“It’s amazing that there aren’t more people interested in studying this though,” Penny’s father said.
“Somethings need to be observed and broken apart to be understood, they fit into the ‘normal world’ easily,” Grandma Apples said. “Other things can only be experienced or understood by considering them in their fullness. Those tend to fit better into the magical world.”
“So you’re saying if a team of scientists got onboard they wouldn’t be able to figure out how the engine runs because it’s not a collection of parts?” Penny’s father said.
“More or less,” Grandma Apples said. “Their experience with being on the train would determine how much of it was ‘real’ to them later, but the form that would take is hard to predict.”
“What do you mean?” Rosie asked. I think she’d become an enchanter because she was always something of a scientist at heart, and the prospect of understanding things seemed to enthrall her.
“She means that normal folks might mistake my Maybel for a funny light show,” Jasmine said. “Or if they got on board, they might wake up drunk on a normal train, or safe in their bed but with a burst of inspiration on how to improve a train design they were working on. Or they might just forget being here altogether.”
“Wait, you named your train Maybel?” Betty asked.
“No, she was named that long before I got her,” Jasmine said. “I’m just her current Conductor. There’ve been plenty before me and will be plenty after too.”
“How did you meet Grandma Apples?” Penny asked.
“Oh, we go way back, don’t we Apples?” Jasmine said.
“We’ve owed each other a favor or two for a fair while,” Grandma Apples said.
“Owed each other?” Penny asked.
“Sure, that’s how it works, isn’t it?” Jasmine said. “One of you does something nice for the other, you go to pay them back and it’s not quite enough to balance the scales, so you still owe a bit, but then you do another favor and now she owes you something in return. Go back and forth enough and eventually you lose track of who’s owed what exactly so you just keep doing each other good turns and figure it’ll even out somewhere in the end.”
“I like your world,” Betty said. “Can I come live there?”
“Well, the one problem with living on this train is that it’s kind of dead around here most of the time,” Jasmine said.
Betty and the rest of the girls groaned at that. Penny’s father seemed to be drinking in the experience with his eyes. It occurred to me as I watched him, that this was the first time he’d been along for a trip into the unknown. Grandma Apples and Inspector Brooks had demonstrated to him that the magic they talked about was real, but I think he’d assumed that it was simple tricks that gifted people could learn how to do. This was the first time he was confronted with the fact that the world was infinitely larger and stranger than he knew. For someone well past the age of childhood wonder, I thought he was taking it remarkably well, but then I suppose Penny’s gift for magic didn’t arise in her from nowhere. Her parents were a big part of who she was and how she viewed the world.
I thought about that as the train rolled on to the Fair Fields.
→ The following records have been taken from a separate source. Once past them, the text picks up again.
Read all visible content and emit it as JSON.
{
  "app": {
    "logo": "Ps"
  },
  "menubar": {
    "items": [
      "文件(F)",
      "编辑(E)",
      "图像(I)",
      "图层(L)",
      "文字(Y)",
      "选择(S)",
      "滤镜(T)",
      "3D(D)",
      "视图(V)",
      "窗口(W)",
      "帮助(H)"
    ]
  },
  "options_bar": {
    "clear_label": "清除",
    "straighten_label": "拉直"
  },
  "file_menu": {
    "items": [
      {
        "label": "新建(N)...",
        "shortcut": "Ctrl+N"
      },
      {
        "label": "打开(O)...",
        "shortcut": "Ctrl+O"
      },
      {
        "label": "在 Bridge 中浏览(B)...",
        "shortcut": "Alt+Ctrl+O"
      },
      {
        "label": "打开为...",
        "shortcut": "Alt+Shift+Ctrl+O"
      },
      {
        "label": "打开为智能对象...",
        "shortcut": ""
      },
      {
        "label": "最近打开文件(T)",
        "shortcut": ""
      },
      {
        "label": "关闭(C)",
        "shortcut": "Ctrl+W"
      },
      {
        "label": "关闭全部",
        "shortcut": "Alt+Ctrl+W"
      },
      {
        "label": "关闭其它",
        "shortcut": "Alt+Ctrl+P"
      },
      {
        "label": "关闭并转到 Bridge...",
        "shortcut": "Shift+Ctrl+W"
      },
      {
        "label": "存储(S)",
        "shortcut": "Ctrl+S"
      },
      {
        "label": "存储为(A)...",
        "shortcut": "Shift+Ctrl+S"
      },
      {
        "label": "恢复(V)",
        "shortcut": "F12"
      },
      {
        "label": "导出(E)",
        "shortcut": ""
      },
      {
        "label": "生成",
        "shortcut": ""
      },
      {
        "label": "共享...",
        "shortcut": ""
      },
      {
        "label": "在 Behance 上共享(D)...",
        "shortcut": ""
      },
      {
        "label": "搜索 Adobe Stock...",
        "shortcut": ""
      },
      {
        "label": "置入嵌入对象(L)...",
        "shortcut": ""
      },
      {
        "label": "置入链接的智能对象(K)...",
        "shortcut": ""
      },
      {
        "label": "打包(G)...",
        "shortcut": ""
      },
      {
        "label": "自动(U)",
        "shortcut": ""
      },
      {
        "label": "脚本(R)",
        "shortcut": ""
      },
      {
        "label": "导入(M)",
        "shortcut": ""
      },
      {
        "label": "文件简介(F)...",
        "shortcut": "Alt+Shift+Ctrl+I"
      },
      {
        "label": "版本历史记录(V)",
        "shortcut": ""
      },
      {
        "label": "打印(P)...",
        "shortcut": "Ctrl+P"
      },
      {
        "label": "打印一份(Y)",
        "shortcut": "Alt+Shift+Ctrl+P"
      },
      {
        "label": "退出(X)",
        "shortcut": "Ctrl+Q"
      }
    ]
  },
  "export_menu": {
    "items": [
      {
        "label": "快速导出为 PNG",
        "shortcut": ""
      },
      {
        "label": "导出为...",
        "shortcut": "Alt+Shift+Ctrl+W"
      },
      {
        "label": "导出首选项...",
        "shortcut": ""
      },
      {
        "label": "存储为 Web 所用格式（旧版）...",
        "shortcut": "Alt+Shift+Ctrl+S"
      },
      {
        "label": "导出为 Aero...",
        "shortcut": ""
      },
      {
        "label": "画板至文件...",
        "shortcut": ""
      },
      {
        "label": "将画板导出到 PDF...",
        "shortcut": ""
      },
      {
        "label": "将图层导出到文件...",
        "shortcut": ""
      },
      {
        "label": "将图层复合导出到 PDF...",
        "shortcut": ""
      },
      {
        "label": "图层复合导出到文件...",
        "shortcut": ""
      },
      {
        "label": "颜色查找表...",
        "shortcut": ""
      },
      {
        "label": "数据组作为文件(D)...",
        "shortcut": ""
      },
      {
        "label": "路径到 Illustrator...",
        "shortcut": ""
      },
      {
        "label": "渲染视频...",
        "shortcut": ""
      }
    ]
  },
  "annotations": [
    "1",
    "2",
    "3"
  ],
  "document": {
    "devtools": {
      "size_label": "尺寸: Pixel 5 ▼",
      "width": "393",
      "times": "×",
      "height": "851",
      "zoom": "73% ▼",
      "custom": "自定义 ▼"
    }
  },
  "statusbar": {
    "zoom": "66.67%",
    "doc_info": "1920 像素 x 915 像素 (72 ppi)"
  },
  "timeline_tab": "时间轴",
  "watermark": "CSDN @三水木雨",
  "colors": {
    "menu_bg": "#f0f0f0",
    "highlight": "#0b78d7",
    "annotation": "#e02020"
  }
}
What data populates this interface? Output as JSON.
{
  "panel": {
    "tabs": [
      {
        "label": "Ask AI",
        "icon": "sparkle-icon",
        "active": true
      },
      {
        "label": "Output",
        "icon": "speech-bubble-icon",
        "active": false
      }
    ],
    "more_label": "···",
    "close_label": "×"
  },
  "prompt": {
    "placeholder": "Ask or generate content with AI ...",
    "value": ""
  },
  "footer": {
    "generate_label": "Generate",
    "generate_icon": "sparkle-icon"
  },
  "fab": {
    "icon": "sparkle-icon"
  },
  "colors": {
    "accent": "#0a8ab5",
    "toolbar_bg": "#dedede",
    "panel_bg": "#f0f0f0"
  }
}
I didn’t know much about Autumn, but there were probably still pieces of me that came from her. I was mad at her, justifiably I felt, but if I learned more about her, I might be able to learn more about myself.
My thoughts swirled around that idea until I felt the train slow to stop as we reach our destination.
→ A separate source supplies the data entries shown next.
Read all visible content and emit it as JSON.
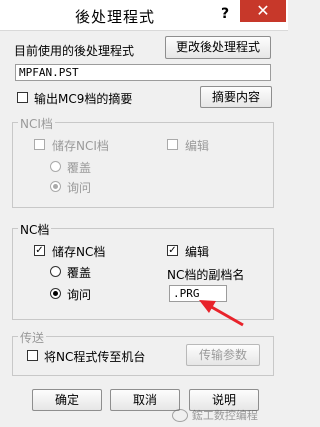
{
  "window": {
    "title": "後处理程式",
    "help": "?",
    "close": "✕"
  },
  "top": {
    "current_label": "目前使用的後处理程式",
    "change_button": "更改後处理程式",
    "current_value": "MPFAN.PST",
    "mc9_label": "输出MC9档的摘要",
    "summary_button": "摘要内容"
  },
  "nci_group": {
    "title": "NCI档",
    "store_label": "储存NCI档",
    "edit_label": "编辑",
    "overwrite_label": "覆盖",
    "ask_label": "询问"
  },
  "nc_group": {
    "title": "NC档",
    "store_label": "储存NC档",
    "edit_label": "编辑",
    "overwrite_label": "覆盖",
    "ask_label": "询问",
    "ext_label": "NC档的副档名",
    "ext_value": ".PRG"
  },
  "transfer_group": {
    "title": "传送",
    "send_label": "将NC程式传至机台",
    "params_button": "传输参数"
  },
  "buttons": {
    "ok": "确定",
    "cancel": "取消",
    "help": "说明"
  },
  "watermark": "鋐工数控编程",
  "colors": {
    "arrow": "#e8232b",
    "close": "#c7382a"
  }
}
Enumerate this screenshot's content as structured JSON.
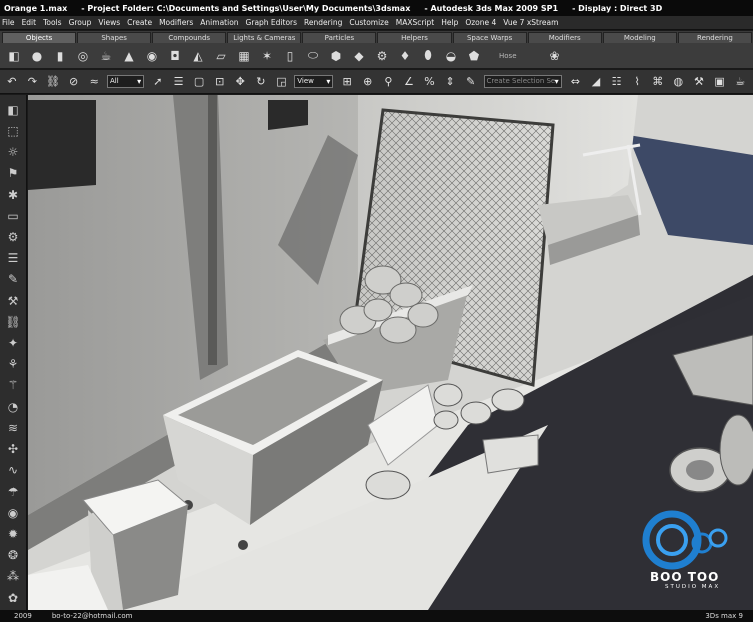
{
  "window": {
    "file": "Orange 1.max",
    "project": "- Project Folder: C:\\Documents and Settings\\User\\My Documents\\3dsmax",
    "app": "- Autodesk 3ds Max  2009 SP1",
    "display": "- Display : Direct 3D"
  },
  "menu": [
    "File",
    "Edit",
    "Tools",
    "Group",
    "Views",
    "Create",
    "Modifiers",
    "Animation",
    "Graph Editors",
    "Rendering",
    "Customize",
    "MAXScript",
    "Help",
    "Ozone 4",
    "Vue 7 xStream"
  ],
  "tabs": [
    "Objects",
    "Shapes",
    "Compounds",
    "Lights & Cameras",
    "Particles",
    "Helpers",
    "Space Warps",
    "Modifiers",
    "Modeling",
    "Rendering"
  ],
  "active_tab": "Objects",
  "shelf": {
    "icons": [
      "box-icon",
      "sphere-icon",
      "cylinder-icon",
      "torus-icon",
      "teapot-icon",
      "cone-icon",
      "geosphere-icon",
      "tube-icon",
      "pyramid-icon",
      "plane-icon",
      "grid-icon",
      "star-icon",
      "cylinder-2-icon",
      "capsule-icon",
      "chamferbox-icon",
      "hedra-icon",
      "gear-icon",
      "spindle-icon",
      "oiltank-icon",
      "cup-icon",
      "extrude-icon"
    ],
    "hose_label": "Hose"
  },
  "toolbar": {
    "filter_value": "All",
    "refcoord_value": "View",
    "named_selection_placeholder": "Create Selection Se"
  },
  "leftbar_icons": [
    "geometry-icon",
    "shapes-icon",
    "lights-icon",
    "cameras-icon",
    "helpers-icon",
    "spacewarps-icon",
    "systems-icon",
    "layers-icon",
    "paint-icon",
    "wrench-icon",
    "link-icon",
    "display-icon",
    "motion-icon",
    "hierarchy-icon",
    "modify-icon",
    "wave-icon",
    "anim-icon",
    "curve-icon",
    "render-icon",
    "material-icon",
    "scene-icon",
    "light-list-icon",
    "particle-icon",
    "ik-icon",
    "snap-icon",
    "percent-icon"
  ],
  "status": {
    "year": "2009",
    "email": "bo-to-22@hotmail.com",
    "version": "3Ds max 9"
  },
  "logo": {
    "brand": "BOO TOO",
    "sub": "STUDIO MAX"
  }
}
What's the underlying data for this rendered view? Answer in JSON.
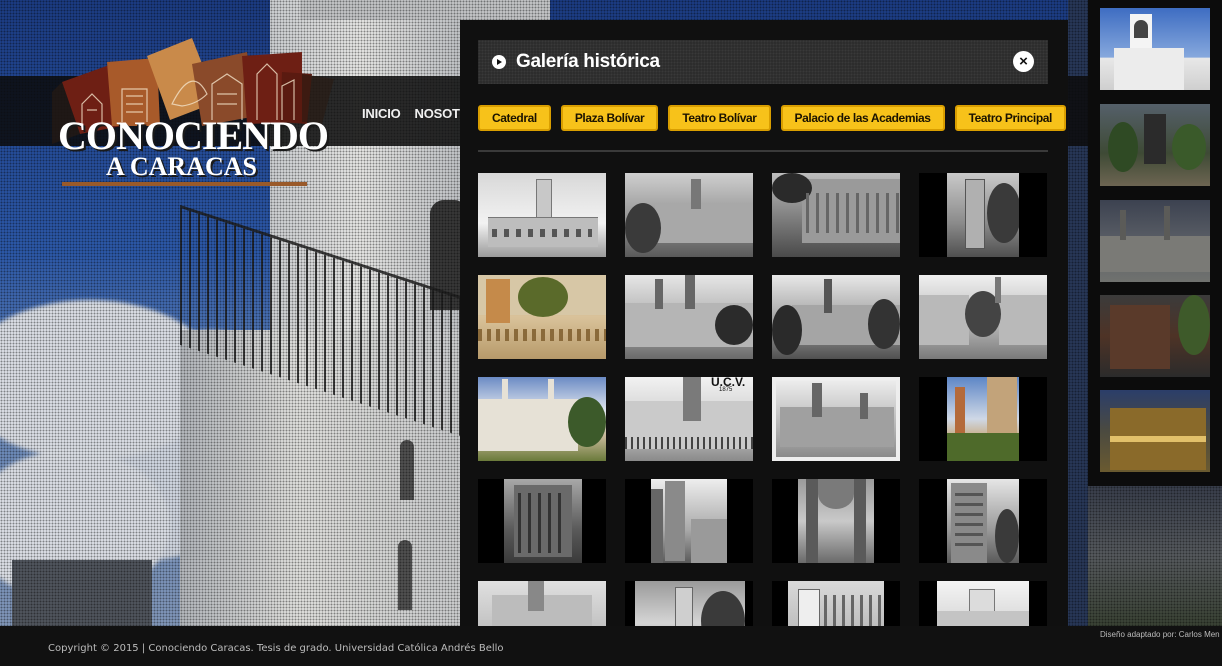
{
  "site": {
    "logo_line1": "CONOCIENDO",
    "logo_line2": "A CARACAS"
  },
  "nav": {
    "items": [
      "INICIO",
      "NOSOTROS"
    ]
  },
  "gallery": {
    "title": "Galería histórica",
    "close_icon": "close-icon",
    "tabs": [
      "Catedral",
      "Plaza Bolívar",
      "Teatro Bolívar",
      "Palacio de las Academias",
      "Teatro Principal"
    ]
  },
  "photo_labels": {
    "ucv": "U.C.V.",
    "ucv_year": "1875"
  },
  "footer": {
    "copyright": "Copyright © 2015 | Conociendo Caracas. Tesis de grado. Universidad Católica Andrés Bello",
    "credit": "Diseño adaptado por: Carlos Men"
  },
  "colors": {
    "tab_background": "#f7c21a",
    "modal_background": "#101010",
    "header_band": "#0c0c0c",
    "logo_brown": "#7a3e1c"
  }
}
“Fair Fields greens!” Jasmine hollered back from the engine’s cab.
We disembarked while Grandma Apples exchanged whatever sort of favor-payment the train ride cost and I had to wonder if she’d brought enough to pay for a trip right back home.
Our arrival hadn’t gone unnoticed and there were more than a few witches and other magical people glaring at us. Us and the tracks the ghost train had carved through their perfectly manicured central green.
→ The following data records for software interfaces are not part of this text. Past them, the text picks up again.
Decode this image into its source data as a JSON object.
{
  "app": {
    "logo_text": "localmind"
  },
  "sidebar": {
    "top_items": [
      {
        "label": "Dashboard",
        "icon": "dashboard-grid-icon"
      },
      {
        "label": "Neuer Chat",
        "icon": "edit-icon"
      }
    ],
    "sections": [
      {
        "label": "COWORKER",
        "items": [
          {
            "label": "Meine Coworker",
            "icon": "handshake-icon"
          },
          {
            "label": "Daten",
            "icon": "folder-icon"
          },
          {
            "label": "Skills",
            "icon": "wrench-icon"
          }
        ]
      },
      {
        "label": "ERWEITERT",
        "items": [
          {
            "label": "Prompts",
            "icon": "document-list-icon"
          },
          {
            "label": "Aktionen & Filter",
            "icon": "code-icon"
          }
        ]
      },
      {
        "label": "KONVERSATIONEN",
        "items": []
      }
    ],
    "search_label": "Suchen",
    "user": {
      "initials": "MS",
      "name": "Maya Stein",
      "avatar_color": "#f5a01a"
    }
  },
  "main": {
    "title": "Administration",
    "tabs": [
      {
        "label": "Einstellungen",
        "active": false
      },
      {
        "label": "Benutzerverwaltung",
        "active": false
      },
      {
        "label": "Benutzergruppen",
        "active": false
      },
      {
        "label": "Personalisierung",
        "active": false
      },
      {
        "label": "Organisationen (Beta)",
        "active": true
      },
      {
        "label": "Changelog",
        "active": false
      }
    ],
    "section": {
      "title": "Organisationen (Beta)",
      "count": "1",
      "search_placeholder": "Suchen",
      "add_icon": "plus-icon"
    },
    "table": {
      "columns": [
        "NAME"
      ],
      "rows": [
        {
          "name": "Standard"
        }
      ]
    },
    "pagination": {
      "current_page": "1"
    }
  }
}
I knew witches didn’t, usually, turn people in toads, but from the looks on the faces of the people gathering around us I had to wonder if this was going to be one of the rare exceptions to that rule.